If I'm skeptical that this grassroots effort might be more like Astroturf, there are a few reasons. First, the group seems to be acting with a great deal of impunity, especially in deeply authoritarian China -- though the fine points of the Macanese/Mainland interrelationship may provide some wiggle room for those who want to take it to the streets of Macao.
Second, if the rift between Adelson and Chinese authorities is wide as has been speculated, what's the harm of ginning up an ersatz "people's revolution" to discomfit some capitalist running dogs (whose money just happens to have run out)? Perhaps you can even use it as a pretext to banish them in favor of somebody with greater solvency.
Third, the job cuts that "Macao Residents" is ostensibly protesting fell with greatest predominance upon guest workers, not Macanese citizens. Though, to be fair, a management-imposed workweek reduction hits very close to home indeed.
Fourth, the threat from Singapore is not as severe as it's made out, seeing how the government down there has acceded to yet another Adelson-style soft opening, starting with the casino of course, with the rest of Marina Bay Sands' convention-oriented features eventually limping onto the scene. (Sound familiar?) It's an embarrassing climbdown for a government that had set as one of its goals making a high-impact splash in the international convention trade, not a dribbly "plop."

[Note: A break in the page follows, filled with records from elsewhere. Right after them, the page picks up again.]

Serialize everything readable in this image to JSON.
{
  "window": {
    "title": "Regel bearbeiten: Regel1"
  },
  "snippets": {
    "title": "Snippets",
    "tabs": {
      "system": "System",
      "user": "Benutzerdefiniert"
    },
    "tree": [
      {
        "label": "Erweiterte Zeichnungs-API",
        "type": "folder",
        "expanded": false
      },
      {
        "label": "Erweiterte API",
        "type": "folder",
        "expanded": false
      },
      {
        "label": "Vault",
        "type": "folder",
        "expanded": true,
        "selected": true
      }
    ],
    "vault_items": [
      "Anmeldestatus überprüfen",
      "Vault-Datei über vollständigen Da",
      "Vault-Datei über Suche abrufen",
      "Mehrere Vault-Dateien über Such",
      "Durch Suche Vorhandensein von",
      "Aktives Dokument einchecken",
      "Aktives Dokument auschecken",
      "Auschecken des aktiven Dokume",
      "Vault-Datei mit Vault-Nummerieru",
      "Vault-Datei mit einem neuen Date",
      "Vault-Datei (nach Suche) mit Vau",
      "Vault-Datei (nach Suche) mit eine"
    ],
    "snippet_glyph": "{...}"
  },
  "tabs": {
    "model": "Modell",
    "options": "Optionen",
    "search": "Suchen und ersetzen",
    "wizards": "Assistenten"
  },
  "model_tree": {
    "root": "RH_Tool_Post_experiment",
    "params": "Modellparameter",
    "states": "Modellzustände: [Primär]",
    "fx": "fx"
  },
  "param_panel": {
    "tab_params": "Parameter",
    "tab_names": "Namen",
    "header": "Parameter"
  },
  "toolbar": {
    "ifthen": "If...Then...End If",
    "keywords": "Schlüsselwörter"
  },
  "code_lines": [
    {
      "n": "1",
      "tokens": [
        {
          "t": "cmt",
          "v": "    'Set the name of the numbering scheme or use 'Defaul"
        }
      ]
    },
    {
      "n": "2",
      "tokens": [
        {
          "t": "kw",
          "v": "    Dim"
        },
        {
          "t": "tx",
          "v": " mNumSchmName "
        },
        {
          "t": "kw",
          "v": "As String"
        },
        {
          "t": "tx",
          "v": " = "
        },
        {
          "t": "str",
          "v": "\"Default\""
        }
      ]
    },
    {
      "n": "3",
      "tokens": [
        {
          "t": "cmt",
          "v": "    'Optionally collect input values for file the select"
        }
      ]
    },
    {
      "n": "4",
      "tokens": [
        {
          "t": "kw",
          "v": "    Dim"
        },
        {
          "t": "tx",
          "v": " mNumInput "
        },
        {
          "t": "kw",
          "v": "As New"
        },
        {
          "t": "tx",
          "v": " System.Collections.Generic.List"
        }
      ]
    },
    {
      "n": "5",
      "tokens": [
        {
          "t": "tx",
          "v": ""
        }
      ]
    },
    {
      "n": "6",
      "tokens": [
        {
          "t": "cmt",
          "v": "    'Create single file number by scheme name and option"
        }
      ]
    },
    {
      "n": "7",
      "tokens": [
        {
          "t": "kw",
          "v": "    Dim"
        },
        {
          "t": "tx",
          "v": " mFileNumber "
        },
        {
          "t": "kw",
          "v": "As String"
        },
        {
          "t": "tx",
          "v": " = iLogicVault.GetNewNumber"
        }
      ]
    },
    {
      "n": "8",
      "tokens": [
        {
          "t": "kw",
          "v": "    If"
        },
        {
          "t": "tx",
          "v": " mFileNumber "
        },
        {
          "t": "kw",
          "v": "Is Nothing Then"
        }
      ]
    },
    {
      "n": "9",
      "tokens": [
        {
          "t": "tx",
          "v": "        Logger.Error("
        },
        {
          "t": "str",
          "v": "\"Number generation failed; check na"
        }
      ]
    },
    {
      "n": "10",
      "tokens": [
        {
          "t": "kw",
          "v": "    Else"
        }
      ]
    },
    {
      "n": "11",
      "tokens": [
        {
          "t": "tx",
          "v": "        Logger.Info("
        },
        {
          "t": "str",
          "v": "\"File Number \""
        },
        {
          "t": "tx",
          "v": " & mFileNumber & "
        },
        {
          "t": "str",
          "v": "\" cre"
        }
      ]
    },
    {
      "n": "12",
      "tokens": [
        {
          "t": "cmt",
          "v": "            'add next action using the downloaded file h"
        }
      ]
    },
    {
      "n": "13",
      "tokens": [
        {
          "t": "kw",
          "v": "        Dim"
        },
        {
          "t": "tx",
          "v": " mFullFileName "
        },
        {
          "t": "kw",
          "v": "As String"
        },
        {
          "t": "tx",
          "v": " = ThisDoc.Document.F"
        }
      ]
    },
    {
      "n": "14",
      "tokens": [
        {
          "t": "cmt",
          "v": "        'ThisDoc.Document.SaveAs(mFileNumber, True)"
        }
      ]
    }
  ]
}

So these activists could be front men for Peking or they could be a bunch of Davids taking on Goliath. Either way -- and especially if some of the more attention-getting scuttlebutt proves to be true -- Sands' Macanese empire, its attempt to create Instant Vegas -- whoops, sorry, Asia's Las Vegas™ -- is presently being picked at like a beached whale during low tide.